Now this era didn’t include a lot of home runs. Frank Schulte was the only player on the team to hit more than three. Harry Steinfeldt led the NL with a .327 batting average and 83 RBIs.
Then, you had the Cubs pitching staff. Instead of me trying to explain it to you, just check out the numbers.
Offenses weren’t as good in this era but those are still amazing numbers.
In the World Series, the Cubs faced off with their crosstown rival in the Chicago White Sox. No one gave the White Sox a chance. How would an offense that hit .203 compete with the Cubs rotation?
Well, the White Sox pitching did the work in their 2-1 victory in Game 1. The Cubs won Game 2 7-1, but the ensuing two games were low-scoring.
The White Sox won Game 3 after holding the Cubs to three hits. In Game 4, the Cubs flipped the script and held the White Sox to two hits in their victory.
In Game 5, we finally saw the offense wake up. The White Sox took a 3-2 series lead with an 8-6 victory.
Game 6 saw the White Sox jump out to a 7-0 lead after two innings. The White Sox held on to pull off a shocking World Series upset.
Amazingly, the Cubs didn’t win this World Series. Even so, they went on to win the World Series in 1907 and 1908.
Other Top Teams That Failed to Win the World Series
- 1995 Cleveland Indians
- 1969 Baltimore Orioles
The 1995 Cleveland Indians led in just about every offensive category. They entered the playoffs with a 100-44 record. In the World Series, their offense only scored over five runs once in the six games. They lost the series 4-2 to the Atlanta Braves.
In 1969, the Baltimore Orioles had a rotation full of aces. Baltimore finished the season 109-53 and easily made the World Series. That’s where they ran into the “Miracle Mets.” Baltimore scored just nine runs in the five-game series.
No matter how great of a regular season you have, it doesn’t matter unless you can finish the job. I bet a lot of these teams would trade in the historic season for a World Series title.

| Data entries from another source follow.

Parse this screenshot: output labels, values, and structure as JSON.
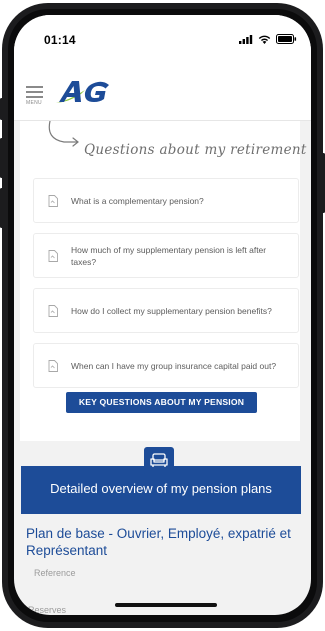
{
  "status": {
    "time": "01:14"
  },
  "header": {
    "menu_label": "MENU",
    "logo_alt": "AG"
  },
  "retirement": {
    "title": "Questions about my retirement",
    "questions": [
      "What is a complementary pension?",
      "How much of my supplementary pension is left after taxes?",
      "How do I collect my supplementary pension benefits?",
      "When can I have my group insurance capital paid out?"
    ],
    "cta_label": "KEY QUESTIONS ABOUT MY PENSION"
  },
  "overview": {
    "title": "Detailed overview of my pension plans",
    "plan_title": "Plan de base - Ouvrier, Employé, expatrié et Représentant",
    "reference_label": "Reference",
    "reserves_label": "Reserves"
  },
  "colors": {
    "brand_blue": "#1d4c98",
    "logo_green": "#8cc63e"
  }
}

For those wanting to bet on the World Series, check out the best World Series betting sites.